  3. I love making box cake mixes with different fillings and extracts. but the cake layers get soggy from the filling. Is there a coating or something to stop the moisture from soaking into the cake. My last venture was extra good, but soggy. I made yellow Cake adding some coconut and extract to the batter, filled with coconut filling. excellent flavor but soggy.

  4. Thanks so much for this. I baked my favorite cake today (yellow with lemon curd filling and lemon cream cheese frosting). Every time I’ve made this cake it has tasted wonderful, but it has been decidedly lopsided and homely. Google directed me to your site this morning, and by following your clear and well-photographed steps I ended up with a perfect-looking cake. I’ll be proud to present it at the party I’m attending tonight. Thanks!

  5. Hi there.
    I made a wedding cake this summer (small, 6 inch, 3 layers tall) and just got the photos back and have noticed the slightest bulge/ ring around the middle of the cake, as if the filling is bulging out.
    It is very subtle but I have never had anything like that happen before. I was wondering if you knew why something like this would happen or what causes this?
    A bit of info on the cake:
    – It had an American buttercream filling.
    -They were frozen cake layers that we frozen upon stacking and icing.
    – I crumb coated and chilled the cake before doing the good icing.
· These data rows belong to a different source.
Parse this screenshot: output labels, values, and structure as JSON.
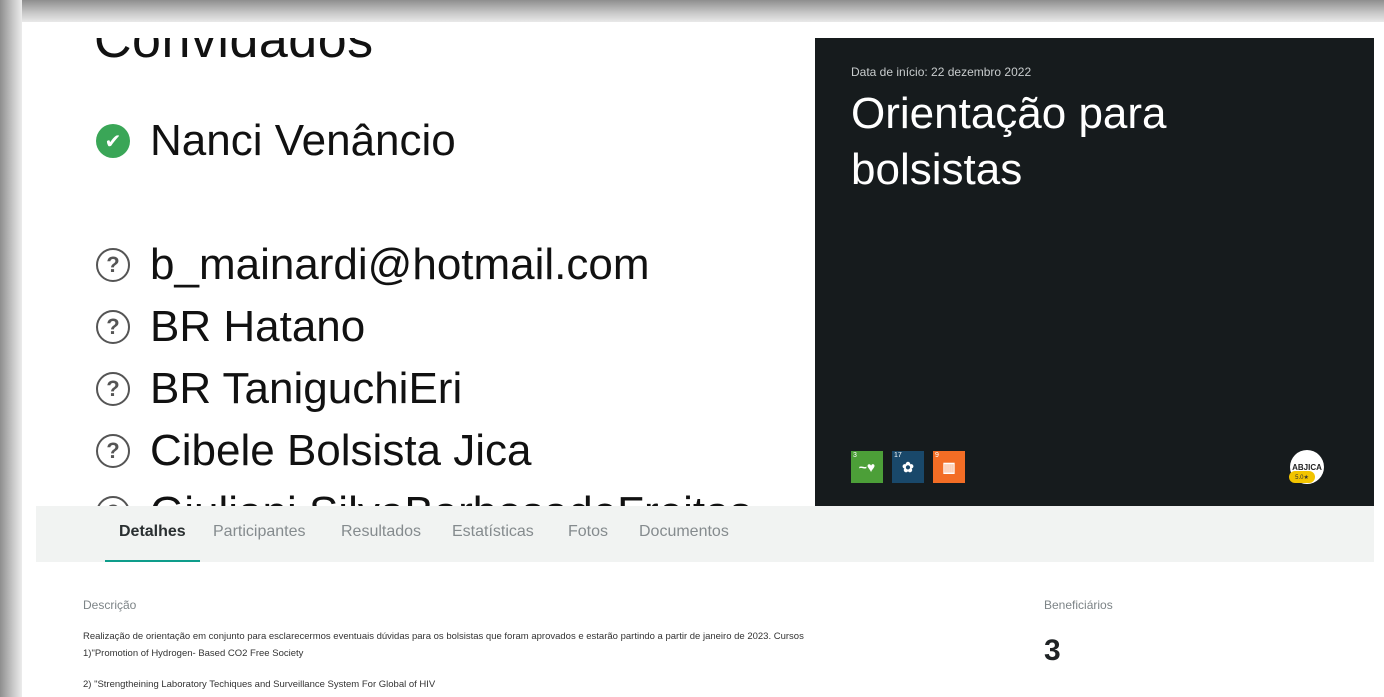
{
  "guests": {
    "title": "Convidados",
    "confirmed": [
      {
        "name": "Nanci Venâncio"
      }
    ],
    "pending": [
      {
        "name": "b_mainardi@hotmail.com"
      },
      {
        "name": "BR Hatano"
      },
      {
        "name": "BR TaniguchiEri"
      },
      {
        "name": "Cibele  Bolsista Jica"
      },
      {
        "name": "Giuliani SilvaBarbosadeFreitas"
      }
    ],
    "icons": {
      "confirmed": "check-circle-icon",
      "pending": "question-circle-icon",
      "check_glyph": "✔",
      "question_glyph": "?"
    }
  },
  "hero": {
    "date_label": "Data de início: 22 dezembro 2022",
    "title": "Orientação para bolsistas",
    "background": "#161b1d",
    "sdg_icons": [
      {
        "number": "3",
        "icon": "sdg-health-icon",
        "color": "#4c9f38",
        "glyph": "~♥"
      },
      {
        "number": "17",
        "icon": "sdg-partnerships-icon",
        "color": "#19486a",
        "glyph": "✿"
      },
      {
        "number": "9",
        "icon": "sdg-industry-icon",
        "color": "#f36d25",
        "glyph": "▥"
      }
    ],
    "logo_text": "ABJICA",
    "logo_badge": "5.0★"
  },
  "tabs": [
    {
      "label": "Detalhes",
      "active": true
    },
    {
      "label": "Participantes",
      "active": false
    },
    {
      "label": "Resultados",
      "active": false
    },
    {
      "label": "Estatísticas",
      "active": false
    },
    {
      "label": "Fotos",
      "active": false
    },
    {
      "label": "Documentos",
      "active": false
    }
  ],
  "accent_color": "#0e9d8b",
  "details": {
    "description_label": "Descrição",
    "description_lines": [
      "Realização de orientação em conjunto para esclarecermos eventuais dúvidas para os bolsistas que foram aprovados e estarão partindo a partir de janeiro de 2023. Cursos",
      "1)\"Promotion of Hydrogen- Based  CO2 Free Society",
      "2) \"Strengtheining Laboratory Techiques and Surveillance System For Global of HIV"
    ],
    "beneficiaries_label": "Beneficiários",
    "beneficiaries_value": "3"
  }
}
I left it in the fridge for quite sometime before I took it out to good ice it.
    – There was no ring or bulging when it left my house. It stayed in the fridge until it was picked up
    – The cake was put on display in the summer. I do not know how long it was placed on display for.
    – It was sweating a bit once I got the good layer placed.
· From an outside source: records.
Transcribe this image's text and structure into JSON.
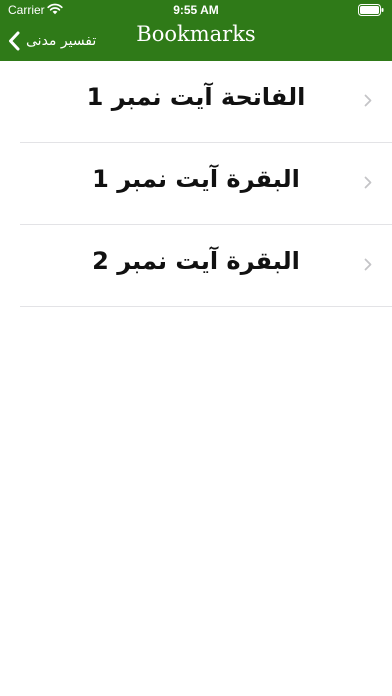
{
  "status_bar": {
    "carrier": "Carrier",
    "time": "9:55 AM"
  },
  "navbar": {
    "back_label": "تفسیر مدنی",
    "title": "Bookmarks"
  },
  "bookmarks": [
    {
      "label": "الفاتحة آیت نمبر 1"
    },
    {
      "label": "البقرة آیت نمبر 1"
    },
    {
      "label": "البقرة آیت نمبر 2"
    }
  ],
  "colors": {
    "header": "#2f7a18",
    "separator": "#e3e3e6",
    "chevron": "#c4c4c7"
  }
}
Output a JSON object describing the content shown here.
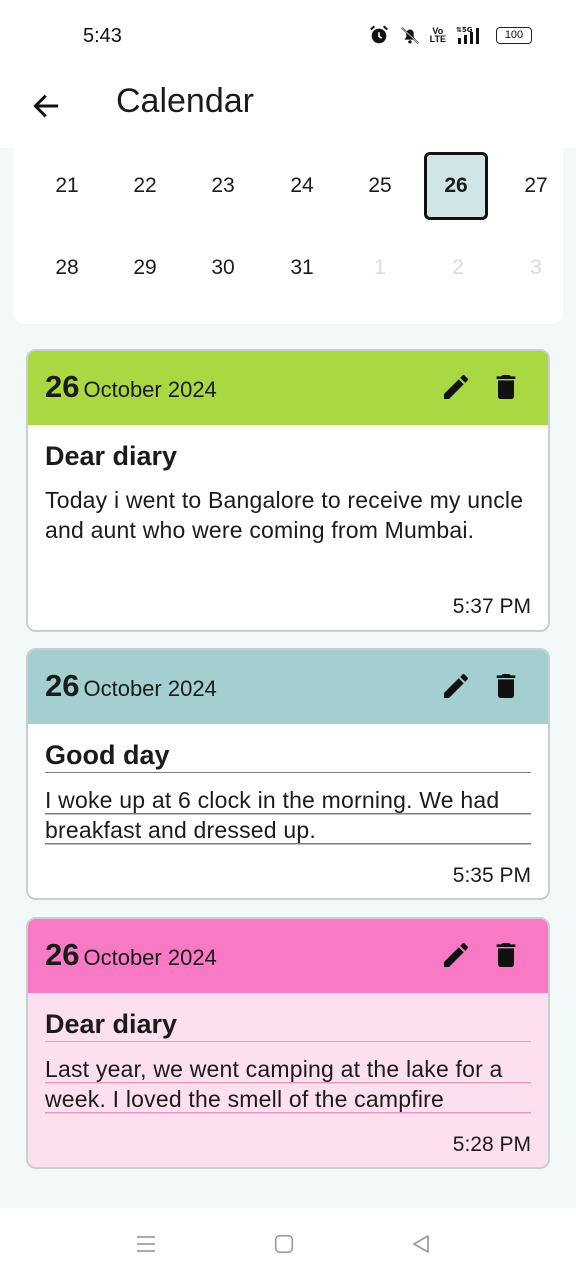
{
  "status_bar": {
    "time": "5:43",
    "icons": [
      "alarm-icon",
      "mute-icon",
      "volte-icon",
      "5g-signal-icon",
      "battery-icon"
    ],
    "volte_top": "Vo",
    "volte_bottom": "LTE",
    "battery": "100"
  },
  "app_bar": {
    "title": "Calendar"
  },
  "calendar": {
    "weeks": [
      [
        {
          "day": "21",
          "state": "current"
        },
        {
          "day": "22",
          "state": "current"
        },
        {
          "day": "23",
          "state": "current"
        },
        {
          "day": "24",
          "state": "current"
        },
        {
          "day": "25",
          "state": "current"
        },
        {
          "day": "26",
          "state": "selected"
        },
        {
          "day": "27",
          "state": "current"
        }
      ],
      [
        {
          "day": "28",
          "state": "current"
        },
        {
          "day": "29",
          "state": "current"
        },
        {
          "day": "30",
          "state": "current"
        },
        {
          "day": "31",
          "state": "current"
        },
        {
          "day": "1",
          "state": "other"
        },
        {
          "day": "2",
          "state": "other"
        },
        {
          "day": "3",
          "state": "other"
        }
      ]
    ]
  },
  "entries": [
    {
      "day": "26",
      "month_year": "October 2024",
      "title": "Dear diary",
      "text": "Today i went to Bangalore to receive my uncle and aunt who were coming from Mumbai.",
      "time": "5:37 PM",
      "header_color": "#a9d843",
      "body_color": "#ffffff"
    },
    {
      "day": "26",
      "month_year": "October 2024",
      "title": "Good day",
      "text": "I woke up at 6 clock in the morning. We had breakfast and dressed up.",
      "time": "5:35 PM",
      "header_color": "#a3cfd0",
      "body_color": "#ffffff"
    },
    {
      "day": "26",
      "month_year": "October 2024",
      "title": "Dear diary",
      "text": "Last year, we went camping at the lake for a week. I loved the smell of the campfire",
      "time": "5:28 PM",
      "header_color": "#f97ac4",
      "body_color": "#fde0ef"
    }
  ],
  "nav_bar": {
    "icons": [
      "menu-icon",
      "home-icon",
      "back-triangle-icon"
    ]
  }
}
    Thank you for any advice you may have as I have never experienced this before.

  6. I made a 20cm tall cake for my daughter’s 4th birthday with chocolate mousse filling and buttercream around each to hold it together. The cake collapsed overnight. 🙁 What could have I done better to avoid it happening?